**Stored records:**
================================

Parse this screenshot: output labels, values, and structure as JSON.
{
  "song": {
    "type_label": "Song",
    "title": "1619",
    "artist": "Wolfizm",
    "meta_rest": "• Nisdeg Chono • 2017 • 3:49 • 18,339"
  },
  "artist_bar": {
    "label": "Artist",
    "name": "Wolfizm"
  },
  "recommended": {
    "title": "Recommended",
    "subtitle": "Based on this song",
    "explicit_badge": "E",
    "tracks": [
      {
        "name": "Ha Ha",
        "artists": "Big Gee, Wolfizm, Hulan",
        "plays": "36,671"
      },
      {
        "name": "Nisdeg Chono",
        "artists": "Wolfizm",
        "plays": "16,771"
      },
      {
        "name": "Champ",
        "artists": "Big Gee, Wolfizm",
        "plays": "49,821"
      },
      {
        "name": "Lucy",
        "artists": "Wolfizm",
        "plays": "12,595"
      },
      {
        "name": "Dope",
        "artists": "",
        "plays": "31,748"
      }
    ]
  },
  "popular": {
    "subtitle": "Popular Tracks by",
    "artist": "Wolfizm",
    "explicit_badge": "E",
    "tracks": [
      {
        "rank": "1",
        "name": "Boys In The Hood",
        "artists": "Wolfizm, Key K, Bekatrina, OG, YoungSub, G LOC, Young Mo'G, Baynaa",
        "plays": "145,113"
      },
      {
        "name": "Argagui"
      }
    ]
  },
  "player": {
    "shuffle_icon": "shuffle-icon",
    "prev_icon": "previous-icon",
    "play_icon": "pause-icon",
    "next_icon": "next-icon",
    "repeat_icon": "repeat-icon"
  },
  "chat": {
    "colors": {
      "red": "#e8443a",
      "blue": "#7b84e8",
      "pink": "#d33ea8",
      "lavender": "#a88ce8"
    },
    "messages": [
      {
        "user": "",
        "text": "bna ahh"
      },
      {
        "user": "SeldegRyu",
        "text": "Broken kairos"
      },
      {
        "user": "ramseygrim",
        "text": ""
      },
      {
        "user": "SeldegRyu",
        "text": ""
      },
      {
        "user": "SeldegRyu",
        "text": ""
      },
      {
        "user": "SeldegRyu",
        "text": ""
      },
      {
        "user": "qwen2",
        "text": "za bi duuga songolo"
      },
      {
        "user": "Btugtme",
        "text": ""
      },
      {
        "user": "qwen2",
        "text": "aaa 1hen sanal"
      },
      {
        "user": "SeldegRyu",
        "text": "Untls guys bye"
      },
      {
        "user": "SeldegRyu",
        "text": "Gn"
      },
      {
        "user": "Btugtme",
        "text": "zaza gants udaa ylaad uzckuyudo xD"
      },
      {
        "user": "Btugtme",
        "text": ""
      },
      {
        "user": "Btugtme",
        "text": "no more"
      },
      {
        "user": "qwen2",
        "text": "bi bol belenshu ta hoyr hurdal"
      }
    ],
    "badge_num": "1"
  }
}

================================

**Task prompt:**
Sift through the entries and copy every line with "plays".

**Solution:**
        "plays": "36,671"
        "plays": "16,771"
        "plays": "49,821"
        "plays": "12,595"
        "plays": "31,748"
        "plays": "145,113"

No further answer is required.